-------- GIVEN RECORDS --------

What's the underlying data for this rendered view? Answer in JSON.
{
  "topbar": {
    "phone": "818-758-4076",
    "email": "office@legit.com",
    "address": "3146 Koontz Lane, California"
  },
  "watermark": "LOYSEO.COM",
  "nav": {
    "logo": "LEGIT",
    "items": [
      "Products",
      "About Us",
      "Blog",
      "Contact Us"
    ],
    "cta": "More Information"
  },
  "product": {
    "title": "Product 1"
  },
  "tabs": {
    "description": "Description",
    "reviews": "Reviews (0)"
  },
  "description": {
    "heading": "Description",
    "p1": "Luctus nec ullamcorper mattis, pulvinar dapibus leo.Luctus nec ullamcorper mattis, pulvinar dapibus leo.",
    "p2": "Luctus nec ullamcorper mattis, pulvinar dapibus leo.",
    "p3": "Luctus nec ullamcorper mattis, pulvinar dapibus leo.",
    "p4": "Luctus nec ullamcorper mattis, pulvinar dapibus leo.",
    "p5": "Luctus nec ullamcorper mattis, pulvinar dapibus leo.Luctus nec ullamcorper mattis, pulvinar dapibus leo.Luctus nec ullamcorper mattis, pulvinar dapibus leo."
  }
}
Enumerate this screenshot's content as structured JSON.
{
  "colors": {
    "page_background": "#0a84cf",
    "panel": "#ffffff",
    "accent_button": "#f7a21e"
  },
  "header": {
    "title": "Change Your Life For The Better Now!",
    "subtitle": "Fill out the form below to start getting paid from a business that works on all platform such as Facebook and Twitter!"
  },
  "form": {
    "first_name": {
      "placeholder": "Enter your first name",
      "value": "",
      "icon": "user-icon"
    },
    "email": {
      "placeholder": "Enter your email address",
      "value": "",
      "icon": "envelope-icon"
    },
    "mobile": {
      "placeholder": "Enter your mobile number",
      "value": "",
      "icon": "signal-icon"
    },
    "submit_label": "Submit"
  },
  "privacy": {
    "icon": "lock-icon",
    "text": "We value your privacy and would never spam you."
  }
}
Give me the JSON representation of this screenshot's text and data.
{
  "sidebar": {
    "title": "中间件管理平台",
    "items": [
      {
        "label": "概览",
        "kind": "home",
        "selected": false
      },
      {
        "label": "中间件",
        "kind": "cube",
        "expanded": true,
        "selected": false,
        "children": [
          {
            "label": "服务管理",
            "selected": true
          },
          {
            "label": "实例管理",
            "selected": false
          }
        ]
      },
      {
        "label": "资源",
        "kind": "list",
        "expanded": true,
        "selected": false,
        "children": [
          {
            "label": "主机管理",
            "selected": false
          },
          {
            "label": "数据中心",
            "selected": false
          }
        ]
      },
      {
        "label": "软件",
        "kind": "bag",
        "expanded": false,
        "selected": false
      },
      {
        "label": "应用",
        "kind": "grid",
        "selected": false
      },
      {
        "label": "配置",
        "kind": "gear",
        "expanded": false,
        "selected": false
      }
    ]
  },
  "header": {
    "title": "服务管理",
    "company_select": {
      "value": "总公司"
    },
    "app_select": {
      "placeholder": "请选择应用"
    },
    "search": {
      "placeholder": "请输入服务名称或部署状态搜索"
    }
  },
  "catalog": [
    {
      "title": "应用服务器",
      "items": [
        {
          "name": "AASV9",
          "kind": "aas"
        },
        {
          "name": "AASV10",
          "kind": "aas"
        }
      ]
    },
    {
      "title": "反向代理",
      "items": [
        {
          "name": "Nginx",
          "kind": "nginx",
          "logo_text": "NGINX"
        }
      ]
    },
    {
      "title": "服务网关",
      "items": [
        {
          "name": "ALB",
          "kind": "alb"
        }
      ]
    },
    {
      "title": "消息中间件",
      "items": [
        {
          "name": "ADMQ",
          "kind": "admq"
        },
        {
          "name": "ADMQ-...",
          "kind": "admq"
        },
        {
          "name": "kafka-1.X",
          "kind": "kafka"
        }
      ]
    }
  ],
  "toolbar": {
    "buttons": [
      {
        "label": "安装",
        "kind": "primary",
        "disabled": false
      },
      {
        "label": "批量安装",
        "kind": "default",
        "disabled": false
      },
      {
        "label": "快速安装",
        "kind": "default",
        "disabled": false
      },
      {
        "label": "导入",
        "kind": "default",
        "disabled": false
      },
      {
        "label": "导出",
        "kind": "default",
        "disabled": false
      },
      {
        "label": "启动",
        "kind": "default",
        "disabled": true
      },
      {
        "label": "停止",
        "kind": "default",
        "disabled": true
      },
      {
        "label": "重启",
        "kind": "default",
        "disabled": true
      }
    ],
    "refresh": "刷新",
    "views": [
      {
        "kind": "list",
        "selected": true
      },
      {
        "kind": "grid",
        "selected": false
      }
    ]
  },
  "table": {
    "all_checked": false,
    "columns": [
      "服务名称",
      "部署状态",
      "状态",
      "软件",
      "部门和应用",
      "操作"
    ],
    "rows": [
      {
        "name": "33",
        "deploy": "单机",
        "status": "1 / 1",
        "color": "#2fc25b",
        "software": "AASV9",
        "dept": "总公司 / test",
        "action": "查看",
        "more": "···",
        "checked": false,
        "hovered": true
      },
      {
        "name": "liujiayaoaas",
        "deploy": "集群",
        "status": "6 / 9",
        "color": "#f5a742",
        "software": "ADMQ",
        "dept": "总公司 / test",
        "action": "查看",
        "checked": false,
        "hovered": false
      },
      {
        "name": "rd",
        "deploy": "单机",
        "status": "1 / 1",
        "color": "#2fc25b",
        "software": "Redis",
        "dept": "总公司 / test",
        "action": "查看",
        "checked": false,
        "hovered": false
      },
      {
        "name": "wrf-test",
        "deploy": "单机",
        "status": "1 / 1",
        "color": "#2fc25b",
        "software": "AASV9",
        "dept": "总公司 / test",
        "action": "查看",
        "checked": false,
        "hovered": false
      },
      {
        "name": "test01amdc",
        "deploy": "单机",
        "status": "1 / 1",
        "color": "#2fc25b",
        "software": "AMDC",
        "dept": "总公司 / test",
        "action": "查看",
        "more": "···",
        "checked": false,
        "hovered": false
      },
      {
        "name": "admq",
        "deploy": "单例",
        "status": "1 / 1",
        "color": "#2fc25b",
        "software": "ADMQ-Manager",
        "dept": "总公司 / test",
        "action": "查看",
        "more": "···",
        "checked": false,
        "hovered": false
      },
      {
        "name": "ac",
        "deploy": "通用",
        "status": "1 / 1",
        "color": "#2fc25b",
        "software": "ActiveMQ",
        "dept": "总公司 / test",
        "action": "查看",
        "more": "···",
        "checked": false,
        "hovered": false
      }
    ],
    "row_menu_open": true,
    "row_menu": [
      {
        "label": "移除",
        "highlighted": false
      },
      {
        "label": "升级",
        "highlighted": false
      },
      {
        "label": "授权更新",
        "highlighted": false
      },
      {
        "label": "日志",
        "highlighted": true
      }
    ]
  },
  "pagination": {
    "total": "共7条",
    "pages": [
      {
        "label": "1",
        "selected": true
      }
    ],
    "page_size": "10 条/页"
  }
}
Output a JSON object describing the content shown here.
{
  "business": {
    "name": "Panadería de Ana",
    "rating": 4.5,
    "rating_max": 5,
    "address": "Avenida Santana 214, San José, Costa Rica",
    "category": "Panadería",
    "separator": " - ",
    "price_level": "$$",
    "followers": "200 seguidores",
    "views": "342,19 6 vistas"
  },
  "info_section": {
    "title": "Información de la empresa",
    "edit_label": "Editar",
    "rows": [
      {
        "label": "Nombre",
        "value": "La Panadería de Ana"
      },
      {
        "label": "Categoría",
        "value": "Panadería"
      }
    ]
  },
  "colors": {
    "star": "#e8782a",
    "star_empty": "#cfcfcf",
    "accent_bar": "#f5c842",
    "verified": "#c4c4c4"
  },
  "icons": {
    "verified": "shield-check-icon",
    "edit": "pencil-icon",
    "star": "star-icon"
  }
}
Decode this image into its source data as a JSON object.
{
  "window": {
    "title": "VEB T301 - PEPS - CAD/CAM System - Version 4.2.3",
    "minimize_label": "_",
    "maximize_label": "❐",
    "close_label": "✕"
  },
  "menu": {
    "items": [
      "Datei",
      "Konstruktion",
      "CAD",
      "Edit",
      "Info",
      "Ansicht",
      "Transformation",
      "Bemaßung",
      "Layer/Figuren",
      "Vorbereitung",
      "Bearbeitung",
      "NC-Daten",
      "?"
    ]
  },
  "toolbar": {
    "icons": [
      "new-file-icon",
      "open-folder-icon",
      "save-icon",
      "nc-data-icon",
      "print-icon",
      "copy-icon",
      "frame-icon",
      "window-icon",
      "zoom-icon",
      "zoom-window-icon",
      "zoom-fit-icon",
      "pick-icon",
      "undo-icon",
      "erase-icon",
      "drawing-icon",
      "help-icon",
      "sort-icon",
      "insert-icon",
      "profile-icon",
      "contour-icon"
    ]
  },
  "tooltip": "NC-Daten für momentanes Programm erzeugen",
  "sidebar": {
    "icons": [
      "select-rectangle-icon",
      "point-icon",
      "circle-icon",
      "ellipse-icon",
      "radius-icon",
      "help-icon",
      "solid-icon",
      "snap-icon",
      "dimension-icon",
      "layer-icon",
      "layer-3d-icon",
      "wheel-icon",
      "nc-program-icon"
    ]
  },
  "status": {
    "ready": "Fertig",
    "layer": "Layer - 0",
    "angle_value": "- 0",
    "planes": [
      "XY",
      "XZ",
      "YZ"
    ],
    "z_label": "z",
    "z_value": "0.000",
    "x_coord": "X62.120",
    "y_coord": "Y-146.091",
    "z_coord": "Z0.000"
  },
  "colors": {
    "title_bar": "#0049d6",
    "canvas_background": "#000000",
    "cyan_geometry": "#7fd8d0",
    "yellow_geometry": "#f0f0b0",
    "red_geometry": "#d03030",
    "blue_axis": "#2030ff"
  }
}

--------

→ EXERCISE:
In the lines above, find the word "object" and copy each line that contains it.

→ ANSWER:
Output a JSON object describing the content shown here.
Decode this image into its source data as a JSON object.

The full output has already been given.